## TASK BRIEF
Your task is to copy every line of the records below that contains "search".

** Opening MATERIAL TO PROCESS block **

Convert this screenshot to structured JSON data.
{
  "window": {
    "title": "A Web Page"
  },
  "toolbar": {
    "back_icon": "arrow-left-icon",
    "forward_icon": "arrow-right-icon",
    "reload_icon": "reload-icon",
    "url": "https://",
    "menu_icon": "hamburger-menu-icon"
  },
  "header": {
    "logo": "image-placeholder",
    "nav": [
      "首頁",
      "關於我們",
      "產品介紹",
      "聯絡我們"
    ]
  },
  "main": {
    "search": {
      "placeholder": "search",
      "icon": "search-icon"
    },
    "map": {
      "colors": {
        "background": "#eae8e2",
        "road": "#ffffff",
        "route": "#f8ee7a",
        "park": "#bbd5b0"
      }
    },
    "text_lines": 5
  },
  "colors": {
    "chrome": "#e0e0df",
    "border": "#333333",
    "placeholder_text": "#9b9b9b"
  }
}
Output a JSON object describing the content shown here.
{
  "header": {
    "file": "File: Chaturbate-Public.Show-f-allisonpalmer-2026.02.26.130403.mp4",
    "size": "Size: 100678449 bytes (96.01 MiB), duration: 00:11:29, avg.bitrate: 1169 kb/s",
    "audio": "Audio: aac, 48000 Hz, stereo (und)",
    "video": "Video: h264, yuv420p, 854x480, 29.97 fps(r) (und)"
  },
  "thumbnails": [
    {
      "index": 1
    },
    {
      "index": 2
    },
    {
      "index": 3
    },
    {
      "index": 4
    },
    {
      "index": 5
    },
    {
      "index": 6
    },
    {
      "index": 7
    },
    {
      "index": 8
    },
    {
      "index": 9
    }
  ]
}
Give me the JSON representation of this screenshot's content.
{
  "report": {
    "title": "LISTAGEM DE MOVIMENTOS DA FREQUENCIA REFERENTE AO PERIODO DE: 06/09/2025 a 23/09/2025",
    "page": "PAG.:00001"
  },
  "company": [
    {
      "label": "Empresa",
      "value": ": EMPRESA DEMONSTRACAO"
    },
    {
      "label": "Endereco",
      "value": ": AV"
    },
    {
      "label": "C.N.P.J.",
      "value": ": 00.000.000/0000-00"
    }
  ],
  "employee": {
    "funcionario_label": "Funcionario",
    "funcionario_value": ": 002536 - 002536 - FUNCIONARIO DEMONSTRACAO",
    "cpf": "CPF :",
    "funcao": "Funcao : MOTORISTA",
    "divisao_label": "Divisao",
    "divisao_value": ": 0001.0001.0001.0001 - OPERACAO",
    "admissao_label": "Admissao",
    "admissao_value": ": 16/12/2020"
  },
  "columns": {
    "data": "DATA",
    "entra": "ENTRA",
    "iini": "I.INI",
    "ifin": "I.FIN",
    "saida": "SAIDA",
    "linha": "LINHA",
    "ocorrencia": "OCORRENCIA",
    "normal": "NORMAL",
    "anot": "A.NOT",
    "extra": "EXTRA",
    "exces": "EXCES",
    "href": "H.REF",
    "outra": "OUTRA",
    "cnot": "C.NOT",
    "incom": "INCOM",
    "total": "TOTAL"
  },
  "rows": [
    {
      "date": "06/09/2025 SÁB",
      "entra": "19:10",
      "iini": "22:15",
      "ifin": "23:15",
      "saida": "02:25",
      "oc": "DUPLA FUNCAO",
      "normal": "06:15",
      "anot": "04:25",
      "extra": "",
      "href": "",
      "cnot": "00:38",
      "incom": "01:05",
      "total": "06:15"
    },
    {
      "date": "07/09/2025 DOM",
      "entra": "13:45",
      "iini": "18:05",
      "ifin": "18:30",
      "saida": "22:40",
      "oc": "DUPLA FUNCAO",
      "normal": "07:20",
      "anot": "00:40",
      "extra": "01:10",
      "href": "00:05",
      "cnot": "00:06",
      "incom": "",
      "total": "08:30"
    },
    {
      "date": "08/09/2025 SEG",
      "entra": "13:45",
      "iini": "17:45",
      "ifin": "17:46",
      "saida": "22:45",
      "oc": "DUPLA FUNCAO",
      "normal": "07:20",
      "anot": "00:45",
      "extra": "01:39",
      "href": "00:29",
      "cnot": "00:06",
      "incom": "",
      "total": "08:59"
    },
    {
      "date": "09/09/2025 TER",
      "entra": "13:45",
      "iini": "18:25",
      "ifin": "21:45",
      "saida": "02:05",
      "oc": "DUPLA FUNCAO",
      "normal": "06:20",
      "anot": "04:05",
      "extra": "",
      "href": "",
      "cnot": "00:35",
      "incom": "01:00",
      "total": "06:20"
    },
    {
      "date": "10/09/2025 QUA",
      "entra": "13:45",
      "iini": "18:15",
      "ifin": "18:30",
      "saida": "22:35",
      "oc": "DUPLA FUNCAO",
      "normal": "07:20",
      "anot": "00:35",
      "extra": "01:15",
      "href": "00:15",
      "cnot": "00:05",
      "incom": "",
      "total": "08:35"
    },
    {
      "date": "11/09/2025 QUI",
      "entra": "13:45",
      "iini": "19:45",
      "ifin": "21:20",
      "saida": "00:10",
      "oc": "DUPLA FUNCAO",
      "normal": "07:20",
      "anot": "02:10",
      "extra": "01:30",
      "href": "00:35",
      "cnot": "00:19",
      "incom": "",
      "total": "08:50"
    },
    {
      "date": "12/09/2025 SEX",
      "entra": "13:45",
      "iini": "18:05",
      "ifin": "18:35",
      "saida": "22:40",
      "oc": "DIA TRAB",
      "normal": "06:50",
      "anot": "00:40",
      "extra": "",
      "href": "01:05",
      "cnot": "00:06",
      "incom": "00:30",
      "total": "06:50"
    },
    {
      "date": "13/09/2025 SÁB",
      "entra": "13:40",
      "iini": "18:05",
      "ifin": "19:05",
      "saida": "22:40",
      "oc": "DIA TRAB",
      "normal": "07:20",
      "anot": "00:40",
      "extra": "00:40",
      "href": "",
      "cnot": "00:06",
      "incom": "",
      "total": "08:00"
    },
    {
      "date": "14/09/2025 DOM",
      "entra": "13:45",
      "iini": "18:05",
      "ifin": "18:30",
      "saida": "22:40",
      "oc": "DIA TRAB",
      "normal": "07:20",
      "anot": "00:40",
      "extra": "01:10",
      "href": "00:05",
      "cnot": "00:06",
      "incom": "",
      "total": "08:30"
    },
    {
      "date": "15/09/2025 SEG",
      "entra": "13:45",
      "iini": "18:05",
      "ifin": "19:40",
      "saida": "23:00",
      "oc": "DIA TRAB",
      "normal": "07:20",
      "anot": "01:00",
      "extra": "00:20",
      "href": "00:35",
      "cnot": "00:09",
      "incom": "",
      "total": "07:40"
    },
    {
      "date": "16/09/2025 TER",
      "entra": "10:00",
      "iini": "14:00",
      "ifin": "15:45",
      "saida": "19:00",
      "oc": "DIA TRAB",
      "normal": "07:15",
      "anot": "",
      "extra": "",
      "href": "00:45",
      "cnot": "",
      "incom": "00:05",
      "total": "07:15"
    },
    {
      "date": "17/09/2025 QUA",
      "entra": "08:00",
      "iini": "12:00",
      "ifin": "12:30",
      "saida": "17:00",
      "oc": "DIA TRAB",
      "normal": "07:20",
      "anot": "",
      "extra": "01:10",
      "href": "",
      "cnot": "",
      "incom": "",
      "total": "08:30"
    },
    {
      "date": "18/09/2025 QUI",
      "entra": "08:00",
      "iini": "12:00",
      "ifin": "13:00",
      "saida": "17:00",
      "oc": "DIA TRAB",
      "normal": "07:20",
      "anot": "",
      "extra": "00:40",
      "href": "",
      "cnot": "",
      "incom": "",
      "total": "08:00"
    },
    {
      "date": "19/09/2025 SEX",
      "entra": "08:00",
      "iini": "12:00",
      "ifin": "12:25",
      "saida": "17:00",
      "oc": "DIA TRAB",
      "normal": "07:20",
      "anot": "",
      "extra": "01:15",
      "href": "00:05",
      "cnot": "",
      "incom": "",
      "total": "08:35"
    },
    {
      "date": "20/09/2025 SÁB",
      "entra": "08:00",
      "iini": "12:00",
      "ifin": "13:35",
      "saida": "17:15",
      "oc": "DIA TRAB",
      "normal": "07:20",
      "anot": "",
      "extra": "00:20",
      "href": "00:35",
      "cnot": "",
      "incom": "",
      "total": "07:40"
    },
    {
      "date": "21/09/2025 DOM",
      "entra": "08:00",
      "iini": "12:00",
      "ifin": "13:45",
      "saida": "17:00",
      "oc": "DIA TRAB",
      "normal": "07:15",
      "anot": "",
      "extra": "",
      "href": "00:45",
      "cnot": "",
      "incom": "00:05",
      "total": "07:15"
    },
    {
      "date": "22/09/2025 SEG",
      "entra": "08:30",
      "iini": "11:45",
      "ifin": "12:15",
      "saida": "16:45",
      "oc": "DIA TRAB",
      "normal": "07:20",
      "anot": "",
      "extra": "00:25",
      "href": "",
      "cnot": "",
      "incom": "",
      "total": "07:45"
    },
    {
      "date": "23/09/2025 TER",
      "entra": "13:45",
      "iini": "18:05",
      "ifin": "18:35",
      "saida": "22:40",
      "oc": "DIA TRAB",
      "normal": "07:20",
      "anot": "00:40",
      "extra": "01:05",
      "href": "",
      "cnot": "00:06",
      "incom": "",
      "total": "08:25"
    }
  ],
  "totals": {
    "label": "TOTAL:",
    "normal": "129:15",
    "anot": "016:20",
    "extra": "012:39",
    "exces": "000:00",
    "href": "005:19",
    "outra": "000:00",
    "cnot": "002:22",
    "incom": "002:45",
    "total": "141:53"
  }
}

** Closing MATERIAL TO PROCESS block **

## PROBLEM SOLUTION
    "search": {
      "placeholder": "search",
      "icon": "search-icon"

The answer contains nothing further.